__What you have to do__
Go through the entries below and copy each line containing the word "label".

═════ Data supplied ═════

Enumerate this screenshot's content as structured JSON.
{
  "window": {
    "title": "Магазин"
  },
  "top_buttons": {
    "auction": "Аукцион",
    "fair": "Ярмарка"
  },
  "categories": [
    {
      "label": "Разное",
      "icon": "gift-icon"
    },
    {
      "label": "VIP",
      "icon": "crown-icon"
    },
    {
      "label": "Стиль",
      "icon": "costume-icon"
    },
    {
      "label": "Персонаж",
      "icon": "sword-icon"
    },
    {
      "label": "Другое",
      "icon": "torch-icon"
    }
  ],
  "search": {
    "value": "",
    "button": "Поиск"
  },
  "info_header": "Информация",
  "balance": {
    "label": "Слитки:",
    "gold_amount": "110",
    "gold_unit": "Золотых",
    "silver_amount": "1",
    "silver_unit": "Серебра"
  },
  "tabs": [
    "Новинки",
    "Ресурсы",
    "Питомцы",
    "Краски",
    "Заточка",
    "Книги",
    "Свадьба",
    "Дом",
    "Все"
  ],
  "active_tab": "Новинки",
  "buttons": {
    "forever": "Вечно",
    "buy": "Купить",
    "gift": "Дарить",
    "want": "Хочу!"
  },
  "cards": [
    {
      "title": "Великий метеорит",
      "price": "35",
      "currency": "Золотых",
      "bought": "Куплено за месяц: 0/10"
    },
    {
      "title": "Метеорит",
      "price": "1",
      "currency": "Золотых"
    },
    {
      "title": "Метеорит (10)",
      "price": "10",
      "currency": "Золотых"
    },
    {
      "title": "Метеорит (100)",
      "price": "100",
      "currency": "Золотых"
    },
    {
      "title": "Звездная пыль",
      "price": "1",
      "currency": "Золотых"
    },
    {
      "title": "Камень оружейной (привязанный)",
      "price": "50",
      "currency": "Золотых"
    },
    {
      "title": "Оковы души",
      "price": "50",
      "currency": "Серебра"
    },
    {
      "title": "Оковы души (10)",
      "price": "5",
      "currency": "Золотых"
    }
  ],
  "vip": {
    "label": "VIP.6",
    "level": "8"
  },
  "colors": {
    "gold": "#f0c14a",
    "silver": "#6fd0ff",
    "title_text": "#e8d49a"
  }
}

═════

__Response to this exercise__
      "label": "Разное",
      "label": "VIP",
      "label": "Стиль",
      "label": "Персонаж",
      "label": "Другое",
    "label": "Слитки:",
    "label": "VIP.6",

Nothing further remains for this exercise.